Mary Ann Mason recently took to The Chronicle of Higher Education to put out a call to level the playing field for women in academia. She says institutions must follow four reforms to help change what the findings of her recent study demonstrate and what she calls a “disheartening pattern” — simply put, “family formation damages the academic careers of women but not of men.”
This continues to be a timely conversation.
It’s no surprise that I left academia when I started my family; pregnancy discrimination that almost cost me tenure? Check. Lack of child care? Check. Unofficial summer maternity leave policy that conflicted with actual baby delivery date? Check.
A Flawed Approach to Culture
Higher education historically hasn’t done a very good job in this department. What I’ve seen over and over is a “we take family situations case by case” approach. This is said with pride and a sincere belief that this customization is kind and advantageous to all. But it isn’t. What happens when you take faculty’s family situations case by case?
1. Decisions about leaves, course loads and other accommodations for starting a family (or caring for a special needs child or adult or an elder) vary drastically by department or school because chairs and deans all approach these issues differently.
2. Faculty can’t plan for the future because they don’t know what kind of “deal” they will get.
3. Planning for resourcing departments with faculty on leave suffers due to the lack of clarity.
4. Some people don’t ask for what they need because it feels like a special favor and not everyone feels comfortable asking for accommodations that are not guaranteed in a policy.
Yes to Intervention
With that, I say an emphatic Yes! to Mary Ann Mason’s four interventions for higher-ed; better (and more) child care options, effective dual-career policies, childbirth accommodations, and compliance with Title IX. And, I’d add be sure that policies are explicit and well-communicated. If they aren’t concrete or people don’t know about them, the policies will not do their jobs.
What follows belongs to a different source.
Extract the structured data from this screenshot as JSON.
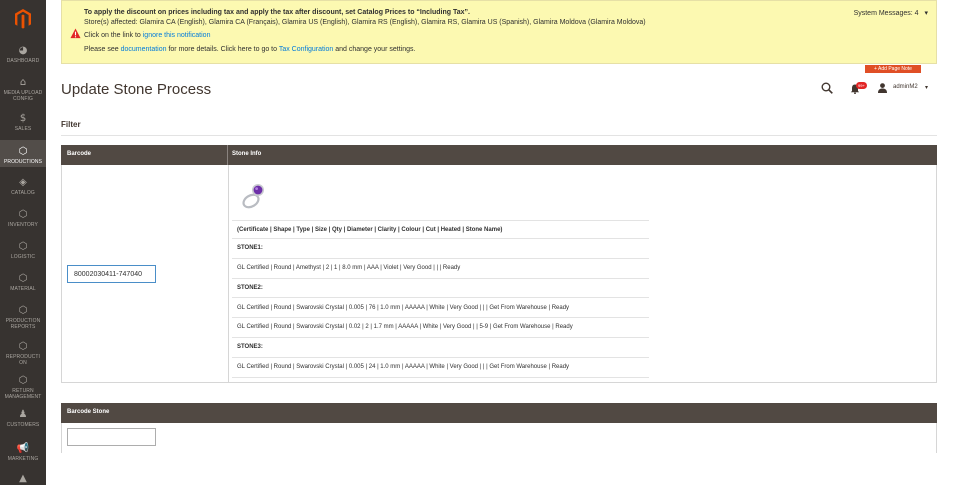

There also needs to be oversight to ensure that all parts of the institution are adhering to policy, and a trusted grievance process (outside of the faculty person’s department) when policy is not followed.
It’s a common misperception that culture somehow exists separately from official policy and practice. But as a consultant in many industries including higher-ed, I have seen clearly that policies help create culture.
These needs are not particular to faculty in STEM fields. They are universal. Clear, consistent, well-communicated supportive policies and programs with oversight on implementation will go a long way to solving the problem and shaping an academic culture that is more family friendly.